Based on 35 reviews
Based on 31 reviews
Common Sense is a nonprofit organization. Your purchase helps us remain independent and ad-free.
Did we miss something on diversity?
Research shows a connection between kids' healthy self-esteem and positive portrayals in media. That's why we've added a new "Diverse Representations" section to our reviews that will be rolling out on an ongoing basis. You can help us help kids by suggesting a diversity update.
Suggest an Update
A Lot or a Little?
The parents' guide to what's in this TV show.
What Parents Need to Know
Parents need to know that this series will appeal to preschoolers' curiosity and imagination, and its positive messages about interpersonal relationships won't be lost on its young audience. Pocoyo exhibits negative traits that are common for this age group, including selfishness and frustration over not being able to do something his friends can, but each story shows how he identifies the problem and works to fix it. The show's brief format also encourages TV time limits for this age group, allowing kids to watch the story unfold and conclude in fewer than 10 minutes. Under the CCPA law you have the right to protect your personal information. Make a Do Not Sell request to Pocoyo.
Teaches compromise...that's a skill is valuable throughout your entire life in every aspect.
Report this review
Child reasoning development
Report this review
What's the Story?
POCOYO is an animated series that centers on the mischievous adventures of a 4-year-old boy and his assortment of animal friends. Pocoyo (voiced by Alex Kearns) lets his insatiable curiosity guide his way, and it often takes him in unpredictable directions. Through his imaginative adventures, he discovers how the world around him works, and when his pals Pato, Loula, and Elly join him, their interactions also teach him how to be a thoughtful person and a good friend. The English version of this series was adapted from its original Spanish and is narrated by Stephen Fry.
Is It Any Good?
Pocoyo's simple, contrasting animation lends itself nicely to the show's style, which uses physical interplay and gestures rather than verbal exchanges between the characters to tell a story. The narrator speaks directly to Pocoyo, asking questions and offering encouragement, and he engages kids in the story by asking for their input as well.
Preschoolers will relate to Pocoyo's imaginative curiosity about the world, as well as his less admirable qualities like selfishness, jealousy, and frustration, which often cause problems between him and his friends. In each story, he's faced with a situation that causes him to address one of these traits, and he must figure out a way to overcome it and retain his relationship with his pals in the process. Need another reason to like it? Each segment is less than 10 minutes long, making it easy for parents to keep their preschoolers' TV time to a minimum. Check out the companion website for more Pocoyo fun.
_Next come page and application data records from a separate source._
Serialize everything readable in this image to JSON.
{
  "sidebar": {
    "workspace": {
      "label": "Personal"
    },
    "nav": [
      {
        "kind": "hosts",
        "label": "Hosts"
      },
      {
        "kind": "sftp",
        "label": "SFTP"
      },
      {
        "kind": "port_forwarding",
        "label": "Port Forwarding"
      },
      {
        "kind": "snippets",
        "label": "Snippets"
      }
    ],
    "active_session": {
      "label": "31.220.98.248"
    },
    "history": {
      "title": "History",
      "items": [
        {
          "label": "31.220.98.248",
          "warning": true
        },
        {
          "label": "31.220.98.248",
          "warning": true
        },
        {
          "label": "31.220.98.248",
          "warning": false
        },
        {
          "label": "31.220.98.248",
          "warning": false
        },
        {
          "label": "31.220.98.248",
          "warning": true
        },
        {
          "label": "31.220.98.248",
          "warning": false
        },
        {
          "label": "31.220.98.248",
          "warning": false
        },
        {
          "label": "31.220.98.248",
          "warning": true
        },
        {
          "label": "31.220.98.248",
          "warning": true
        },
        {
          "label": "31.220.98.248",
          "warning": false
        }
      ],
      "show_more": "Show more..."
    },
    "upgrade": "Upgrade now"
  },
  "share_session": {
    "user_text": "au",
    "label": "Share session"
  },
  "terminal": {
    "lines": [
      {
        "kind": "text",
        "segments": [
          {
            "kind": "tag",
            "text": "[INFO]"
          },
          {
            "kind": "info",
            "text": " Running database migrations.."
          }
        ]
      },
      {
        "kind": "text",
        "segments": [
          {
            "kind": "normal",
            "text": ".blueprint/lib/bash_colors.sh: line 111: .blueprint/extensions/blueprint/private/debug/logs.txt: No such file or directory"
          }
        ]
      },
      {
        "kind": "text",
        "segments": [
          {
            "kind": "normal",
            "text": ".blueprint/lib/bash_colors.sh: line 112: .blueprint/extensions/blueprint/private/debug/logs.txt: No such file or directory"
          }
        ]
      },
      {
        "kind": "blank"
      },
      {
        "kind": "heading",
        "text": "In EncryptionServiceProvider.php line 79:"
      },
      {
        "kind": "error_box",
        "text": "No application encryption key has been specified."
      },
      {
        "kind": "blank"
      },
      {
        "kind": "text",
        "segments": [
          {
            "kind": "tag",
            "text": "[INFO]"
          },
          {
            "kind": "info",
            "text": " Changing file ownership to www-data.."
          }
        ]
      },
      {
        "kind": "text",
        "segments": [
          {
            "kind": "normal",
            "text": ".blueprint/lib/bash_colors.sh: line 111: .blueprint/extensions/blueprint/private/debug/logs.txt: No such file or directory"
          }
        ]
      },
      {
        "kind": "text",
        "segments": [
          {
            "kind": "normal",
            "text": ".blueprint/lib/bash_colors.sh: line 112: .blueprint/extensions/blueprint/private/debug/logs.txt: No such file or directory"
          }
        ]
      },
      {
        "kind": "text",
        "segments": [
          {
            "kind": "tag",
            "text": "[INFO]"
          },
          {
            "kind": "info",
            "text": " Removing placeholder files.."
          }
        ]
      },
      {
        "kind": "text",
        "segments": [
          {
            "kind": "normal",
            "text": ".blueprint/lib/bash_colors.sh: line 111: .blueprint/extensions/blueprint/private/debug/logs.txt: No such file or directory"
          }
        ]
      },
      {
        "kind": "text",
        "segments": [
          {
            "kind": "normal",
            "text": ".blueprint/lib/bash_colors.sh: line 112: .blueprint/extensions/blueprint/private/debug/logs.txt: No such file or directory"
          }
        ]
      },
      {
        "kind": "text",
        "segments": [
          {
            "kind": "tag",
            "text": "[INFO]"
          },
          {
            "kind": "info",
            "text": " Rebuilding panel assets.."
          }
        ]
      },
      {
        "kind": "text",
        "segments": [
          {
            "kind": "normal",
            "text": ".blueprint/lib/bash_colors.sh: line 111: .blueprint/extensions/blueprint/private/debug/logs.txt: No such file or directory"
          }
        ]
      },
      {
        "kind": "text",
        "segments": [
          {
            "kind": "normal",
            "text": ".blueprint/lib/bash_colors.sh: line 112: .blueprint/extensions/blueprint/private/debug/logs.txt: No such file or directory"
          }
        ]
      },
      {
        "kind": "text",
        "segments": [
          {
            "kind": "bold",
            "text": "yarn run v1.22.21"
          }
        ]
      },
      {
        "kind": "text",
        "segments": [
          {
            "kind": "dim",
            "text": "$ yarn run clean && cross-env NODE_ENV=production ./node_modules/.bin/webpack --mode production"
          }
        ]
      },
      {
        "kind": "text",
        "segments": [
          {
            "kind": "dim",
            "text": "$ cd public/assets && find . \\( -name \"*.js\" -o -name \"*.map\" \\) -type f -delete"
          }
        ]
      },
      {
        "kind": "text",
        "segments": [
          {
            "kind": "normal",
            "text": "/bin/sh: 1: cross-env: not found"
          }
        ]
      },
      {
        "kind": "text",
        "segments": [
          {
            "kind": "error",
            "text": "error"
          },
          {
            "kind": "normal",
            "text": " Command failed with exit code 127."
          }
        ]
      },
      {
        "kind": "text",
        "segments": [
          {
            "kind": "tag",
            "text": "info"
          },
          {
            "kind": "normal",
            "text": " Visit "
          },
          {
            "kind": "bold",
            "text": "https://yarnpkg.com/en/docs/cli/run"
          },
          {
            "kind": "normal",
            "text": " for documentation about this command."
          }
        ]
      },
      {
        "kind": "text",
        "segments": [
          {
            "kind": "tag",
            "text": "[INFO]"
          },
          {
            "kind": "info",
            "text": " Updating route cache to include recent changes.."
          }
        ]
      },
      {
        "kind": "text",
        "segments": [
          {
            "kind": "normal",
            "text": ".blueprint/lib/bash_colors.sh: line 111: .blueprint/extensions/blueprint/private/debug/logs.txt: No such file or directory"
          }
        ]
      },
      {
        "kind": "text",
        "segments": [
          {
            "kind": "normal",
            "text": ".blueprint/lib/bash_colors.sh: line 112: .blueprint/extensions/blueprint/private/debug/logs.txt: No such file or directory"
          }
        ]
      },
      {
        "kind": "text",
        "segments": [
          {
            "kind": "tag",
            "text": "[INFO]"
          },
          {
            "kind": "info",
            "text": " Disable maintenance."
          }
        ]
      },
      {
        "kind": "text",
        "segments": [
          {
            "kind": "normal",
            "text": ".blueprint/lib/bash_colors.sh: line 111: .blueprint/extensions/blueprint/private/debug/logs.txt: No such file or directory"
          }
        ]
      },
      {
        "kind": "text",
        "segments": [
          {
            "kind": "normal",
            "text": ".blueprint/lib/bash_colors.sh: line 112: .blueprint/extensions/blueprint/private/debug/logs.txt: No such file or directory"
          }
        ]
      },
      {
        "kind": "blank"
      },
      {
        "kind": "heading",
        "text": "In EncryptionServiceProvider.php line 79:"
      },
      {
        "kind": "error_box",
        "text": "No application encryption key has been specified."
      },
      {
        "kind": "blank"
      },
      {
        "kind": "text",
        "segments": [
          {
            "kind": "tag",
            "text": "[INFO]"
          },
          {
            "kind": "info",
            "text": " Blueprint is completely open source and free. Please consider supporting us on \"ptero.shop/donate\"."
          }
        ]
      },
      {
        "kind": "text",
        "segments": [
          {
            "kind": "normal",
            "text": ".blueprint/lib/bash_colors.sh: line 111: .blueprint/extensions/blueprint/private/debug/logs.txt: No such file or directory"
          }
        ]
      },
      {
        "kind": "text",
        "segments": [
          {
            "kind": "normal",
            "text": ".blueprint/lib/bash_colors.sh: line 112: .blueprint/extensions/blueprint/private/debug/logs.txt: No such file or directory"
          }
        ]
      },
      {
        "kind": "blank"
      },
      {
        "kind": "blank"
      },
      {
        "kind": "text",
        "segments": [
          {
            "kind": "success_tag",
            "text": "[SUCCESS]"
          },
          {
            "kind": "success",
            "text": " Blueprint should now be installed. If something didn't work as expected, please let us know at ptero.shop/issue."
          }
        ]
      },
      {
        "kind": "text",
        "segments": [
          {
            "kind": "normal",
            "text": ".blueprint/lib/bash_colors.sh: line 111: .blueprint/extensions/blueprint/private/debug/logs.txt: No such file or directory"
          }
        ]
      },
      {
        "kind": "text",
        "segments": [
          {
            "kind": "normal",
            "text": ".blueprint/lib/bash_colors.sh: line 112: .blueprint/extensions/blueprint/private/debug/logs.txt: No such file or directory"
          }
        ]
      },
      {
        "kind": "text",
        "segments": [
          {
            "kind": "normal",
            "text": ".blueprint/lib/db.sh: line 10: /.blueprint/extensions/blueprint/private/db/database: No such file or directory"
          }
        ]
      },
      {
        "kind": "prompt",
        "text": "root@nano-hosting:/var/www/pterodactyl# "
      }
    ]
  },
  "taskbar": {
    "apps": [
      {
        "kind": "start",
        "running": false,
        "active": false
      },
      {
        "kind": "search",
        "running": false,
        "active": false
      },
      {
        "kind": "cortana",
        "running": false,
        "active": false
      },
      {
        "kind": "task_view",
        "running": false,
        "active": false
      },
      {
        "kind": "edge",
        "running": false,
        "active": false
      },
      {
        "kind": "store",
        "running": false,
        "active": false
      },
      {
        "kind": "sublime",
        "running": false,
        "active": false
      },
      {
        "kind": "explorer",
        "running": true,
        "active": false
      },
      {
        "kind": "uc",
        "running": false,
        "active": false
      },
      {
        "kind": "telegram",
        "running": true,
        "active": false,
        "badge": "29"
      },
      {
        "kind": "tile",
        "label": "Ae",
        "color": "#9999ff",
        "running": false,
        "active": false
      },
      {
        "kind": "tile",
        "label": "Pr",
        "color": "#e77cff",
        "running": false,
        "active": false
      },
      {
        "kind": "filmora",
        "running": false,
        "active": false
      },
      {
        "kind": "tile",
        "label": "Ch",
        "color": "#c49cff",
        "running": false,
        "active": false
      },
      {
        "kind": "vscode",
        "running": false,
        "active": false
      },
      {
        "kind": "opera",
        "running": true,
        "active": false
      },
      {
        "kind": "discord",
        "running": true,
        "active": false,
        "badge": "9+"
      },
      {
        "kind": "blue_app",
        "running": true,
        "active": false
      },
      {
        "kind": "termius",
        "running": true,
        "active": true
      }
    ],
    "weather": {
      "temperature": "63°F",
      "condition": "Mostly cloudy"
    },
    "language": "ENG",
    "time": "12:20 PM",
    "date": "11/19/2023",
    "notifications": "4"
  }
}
Talk to Your Kids About ...
Families can talk about friendship. Is Pocoyo a good friend to Elly, Pato, and Loula? In what ways does he show that he is? How do his actions sometimes hurt their feelings?
Kids: What problem did Pocoyo and his friends have to solve today? What ideas did they have for working it out? What would you have done differently?
Did you like the animation style in this cartoon? Have you ever seen a show like it? How did it compare to some of your favorites?
- Premiere date: July 21, 2011
- Cast: Alex Kearns, Stephen Fry
- Network: Online
- Genre: Kids' Animation
- Character Strengths: Curiosity
- TV rating: NR
- Last updated: February 18, 2023
Our Editors Recommend
Johnny and the Sprites
Singing, dancing, and great messages for kids.
Pinky Dinky Doo
Delightful cartoon celebrates art of storytelling.
Bare-hand "puppets" will delight preschoolers.
For kids who love TV for young kids
Common Sense Media's unbiased ratings are created by expert reviewers and aren't influenced by the product's creators or by any of our funders, affiliates, or partners.See how we rate